§ **SOURCE RECORDS**
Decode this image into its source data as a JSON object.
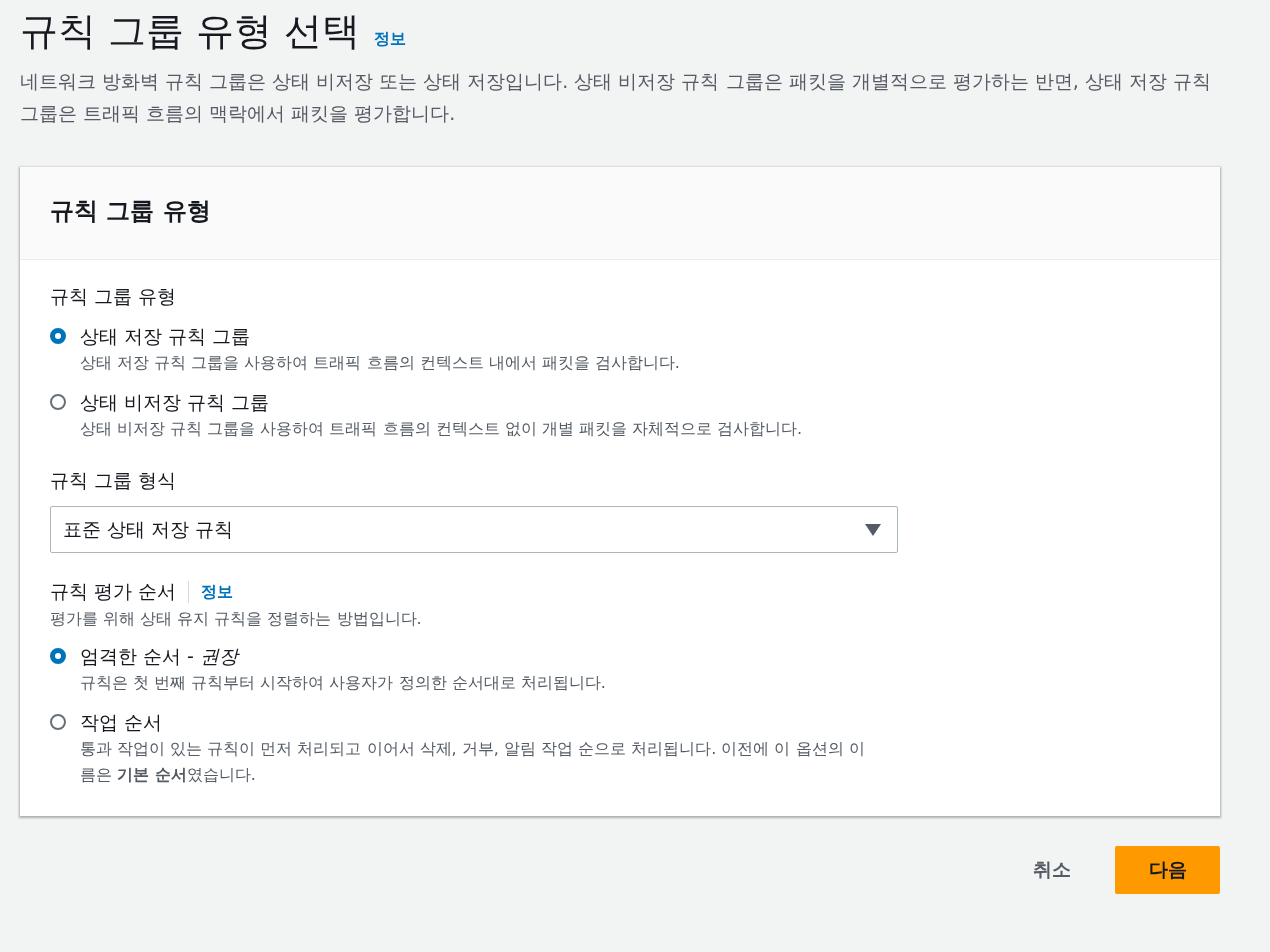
{
  "page": {
    "title": "규칙 그룹 유형 선택",
    "info_link": "정보",
    "description": "네트워크 방화벽 규칙 그룹은 상태 비저장 또는 상태 저장입니다. 상태 비저장 규칙 그룹은 패킷을 개별적으로 평가하는 반면, 상태 저장 규칙 그룹은 트래픽 흐름의 맥락에서 패킷을 평가합니다."
  },
  "card": {
    "header": "규칙 그룹 유형",
    "rule_group_type": {
      "label": "규칙 그룹 유형",
      "options": [
        {
          "label": "상태 저장 규칙 그룹",
          "description": "상태 저장 규칙 그룹을 사용하여 트래픽 흐름의 컨텍스트 내에서 패킷을 검사합니다.",
          "selected": true
        },
        {
          "label": "상태 비저장 규칙 그룹",
          "description": "상태 비저장 규칙 그룹을 사용하여 트래픽 흐름의 컨텍스트 없이 개별 패킷을 자체적으로 검사합니다.",
          "selected": false
        }
      ]
    },
    "rule_group_format": {
      "label": "규칙 그룹 형식",
      "value": "표준 상태 저장 규칙"
    },
    "rule_order": {
      "label": "규칙 평가 순서",
      "info_link": "정보",
      "description": "평가를 위해 상태 유지 규칙을 정렬하는 방법입니다.",
      "options": [
        {
          "label": "엄격한 순서 - *권장*",
          "description": "규칙은 첫 번째 규칙부터 시작하여 사용자가 정의한 순서대로 처리됩니다.",
          "selected": true
        },
        {
          "label": "작업 순서",
          "description": "통과 작업이 있는 규칙이 먼저 처리되고 이어서 삭제, 거부, 알림 작업 순으로 처리됩니다. 이전에 이 옵션의 이름은 **기본 순서**였습니다.",
          "selected": false
        }
      ]
    }
  },
  "buttons": {
    "cancel": "취소",
    "next": "다음"
  }
}
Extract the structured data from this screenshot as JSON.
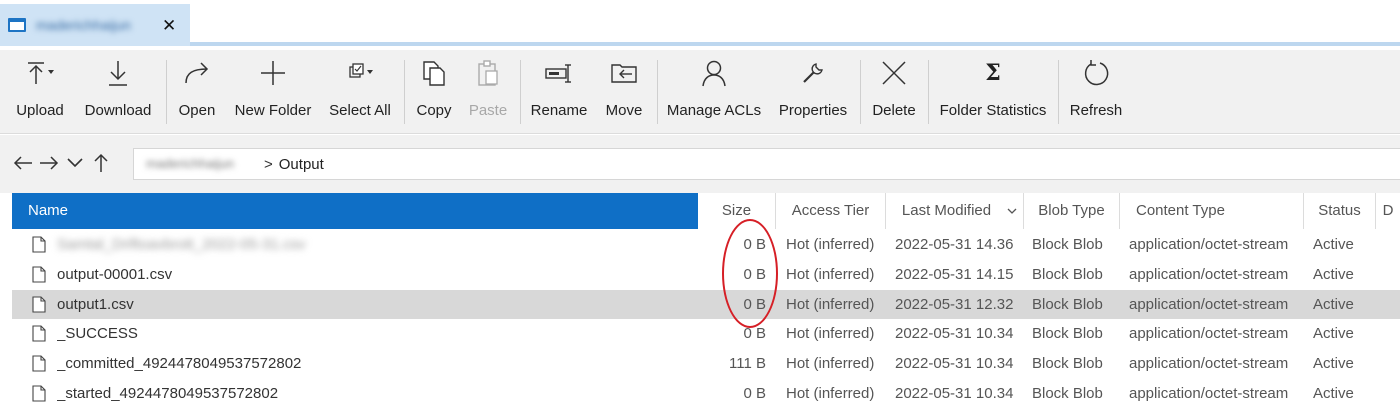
{
  "tab": {
    "title": "maderichhaijun",
    "close_glyph": "✕",
    "accent": "#1d74c4"
  },
  "toolbar": {
    "upload": "Upload",
    "download": "Download",
    "open": "Open",
    "new_folder": "New Folder",
    "select_all": "Select All",
    "copy": "Copy",
    "paste": "Paste",
    "rename": "Rename",
    "move": "Move",
    "manage_acls": "Manage ACLs",
    "properties": "Properties",
    "delete": "Delete",
    "folder_statistics": "Folder Statistics",
    "refresh": "Refresh"
  },
  "address": {
    "container": "maderichhaijun",
    "separator": ">",
    "current_folder": "Output"
  },
  "table": {
    "columns": {
      "name": "Name",
      "size": "Size",
      "access_tier": "Access Tier",
      "last_modified": "Last Modified",
      "blob_type": "Blob Type",
      "content_type": "Content Type",
      "status": "Status",
      "extra": "D"
    },
    "header_accent": "#0f6fc6",
    "rows": [
      {
        "name": "Samtal_Driftoavbrott_2022-05-31.csv",
        "size": "0 B",
        "access_tier": "Hot (inferred)",
        "last_modified": "2022-05-31 14.36",
        "blob_type": "Block Blob",
        "content_type": "application/octet-stream",
        "status": "Active"
      },
      {
        "name": "output-00001.csv",
        "size": "0 B",
        "access_tier": "Hot (inferred)",
        "last_modified": "2022-05-31 14.15",
        "blob_type": "Block Blob",
        "content_type": "application/octet-stream",
        "status": "Active"
      },
      {
        "name": "output1.csv",
        "size": "0 B",
        "access_tier": "Hot (inferred)",
        "last_modified": "2022-05-31 12.32",
        "blob_type": "Block Blob",
        "content_type": "application/octet-stream",
        "status": "Active"
      },
      {
        "name": "_SUCCESS",
        "size": "0 B",
        "access_tier": "Hot (inferred)",
        "last_modified": "2022-05-31 10.34",
        "blob_type": "Block Blob",
        "content_type": "application/octet-stream",
        "status": "Active"
      },
      {
        "name": "_committed_4924478049537572802",
        "size": "111 B",
        "access_tier": "Hot (inferred)",
        "last_modified": "2022-05-31 10.34",
        "blob_type": "Block Blob",
        "content_type": "application/octet-stream",
        "status": "Active"
      },
      {
        "name": "_started_4924478049537572802",
        "size": "0 B",
        "access_tier": "Hot (inferred)",
        "last_modified": "2022-05-31 10.34",
        "blob_type": "Block Blob",
        "content_type": "application/octet-stream",
        "status": "Active"
      }
    ],
    "annotation_color": "#d61f26"
  }
}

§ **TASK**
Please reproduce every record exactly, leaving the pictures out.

§ **EXPECTED ANSWER**
Decode this image into its source data as a JSON object.
{
  "page": {
    "title": "규칙 그룹 유형 선택",
    "info_link": "정보",
    "description": "네트워크 방화벽 규칙 그룹은 상태 비저장 또는 상태 저장입니다. 상태 비저장 규칙 그룹은 패킷을 개별적으로 평가하는 반면, 상태 저장 규칙 그룹은 트래픽 흐름의 맥락에서 패킷을 평가합니다."
  },
  "card": {
    "header": "규칙 그룹 유형",
    "rule_group_type": {
      "label": "규칙 그룹 유형",
      "options": [
        {
          "label": "상태 저장 규칙 그룹",
          "description": "상태 저장 규칙 그룹을 사용하여 트래픽 흐름의 컨텍스트 내에서 패킷을 검사합니다.",
          "selected": true
        },
        {
          "label": "상태 비저장 규칙 그룹",
          "description": "상태 비저장 규칙 그룹을 사용하여 트래픽 흐름의 컨텍스트 없이 개별 패킷을 자체적으로 검사합니다.",
          "selected": false
        }
      ]
    },
    "rule_group_format": {
      "label": "규칙 그룹 형식",
      "value": "표준 상태 저장 규칙"
    },
    "rule_order": {
      "label": "규칙 평가 순서",
      "info_link": "정보",
      "description": "평가를 위해 상태 유지 규칙을 정렬하는 방법입니다.",
      "options": [
        {
          "label": "엄격한 순서 - *권장*",
          "description": "규칙은 첫 번째 규칙부터 시작하여 사용자가 정의한 순서대로 처리됩니다.",
          "selected": true
        },
        {
          "label": "작업 순서",
          "description": "통과 작업이 있는 규칙이 먼저 처리되고 이어서 삭제, 거부, 알림 작업 순으로 처리됩니다. 이전에 이 옵션의 이름은 **기본 순서**였습니다.",
          "selected": false
        }
      ]
    }
  },
  "buttons": {
    "cancel": "취소",
    "next": "다음"
  }
}
Extract the structured data from this screenshot as JSON.
{
  "tab": {
    "title": "maderichhaijun",
    "close_glyph": "✕",
    "accent": "#1d74c4"
  },
  "toolbar": {
    "upload": "Upload",
    "download": "Download",
    "open": "Open",
    "new_folder": "New Folder",
    "select_all": "Select All",
    "copy": "Copy",
    "paste": "Paste",
    "rename": "Rename",
    "move": "Move",
    "manage_acls": "Manage ACLs",
    "properties": "Properties",
    "delete": "Delete",
    "folder_statistics": "Folder Statistics",
    "refresh": "Refresh"
  },
  "address": {
    "container": "maderichhaijun",
    "separator": ">",
    "current_folder": "Output"
  },
  "table": {
    "columns": {
      "name": "Name",
      "size": "Size",
      "access_tier": "Access Tier",
      "last_modified": "Last Modified",
      "blob_type": "Blob Type",
      "content_type": "Content Type",
      "status": "Status",
      "extra": "D"
    },
    "header_accent": "#0f6fc6",
    "rows": [
      {
        "name": "Samtal_Driftoavbrott_2022-05-31.csv",
        "size": "0 B",
        "access_tier": "Hot (inferred)",
        "last_modified": "2022-05-31 14.36",
        "blob_type": "Block Blob",
        "content_type": "application/octet-stream",
        "status": "Active"
      },
      {
        "name": "output-00001.csv",
        "size": "0 B",
        "access_tier": "Hot (inferred)",
        "last_modified": "2022-05-31 14.15",
        "blob_type": "Block Blob",
        "content_type": "application/octet-stream",
        "status": "Active"
      },
      {
        "name": "output1.csv",
        "size": "0 B",
        "access_tier": "Hot (inferred)",
        "last_modified": "2022-05-31 12.32",
        "blob_type": "Block Blob",
        "content_type": "application/octet-stream",
        "status": "Active"
      },
      {
        "name": "_SUCCESS",
        "size": "0 B",
        "access_tier": "Hot (inferred)",
        "last_modified": "2022-05-31 10.34",
        "blob_type": "Block Blob",
        "content_type": "application/octet-stream",
        "status": "Active"
      },
      {
        "name": "_committed_4924478049537572802",
        "size": "111 B",
        "access_tier": "Hot (inferred)",
        "last_modified": "2022-05-31 10.34",
        "blob_type": "Block Blob",
        "content_type": "application/octet-stream",
        "status": "Active"
      },
      {
        "name": "_started_4924478049537572802",
        "size": "0 B",
        "access_tier": "Hot (inferred)",
        "last_modified": "2022-05-31 10.34",
        "blob_type": "Block Blob",
        "content_type": "application/octet-stream",
        "status": "Active"
      }
    ],
    "annotation_color": "#d61f26"
  }
}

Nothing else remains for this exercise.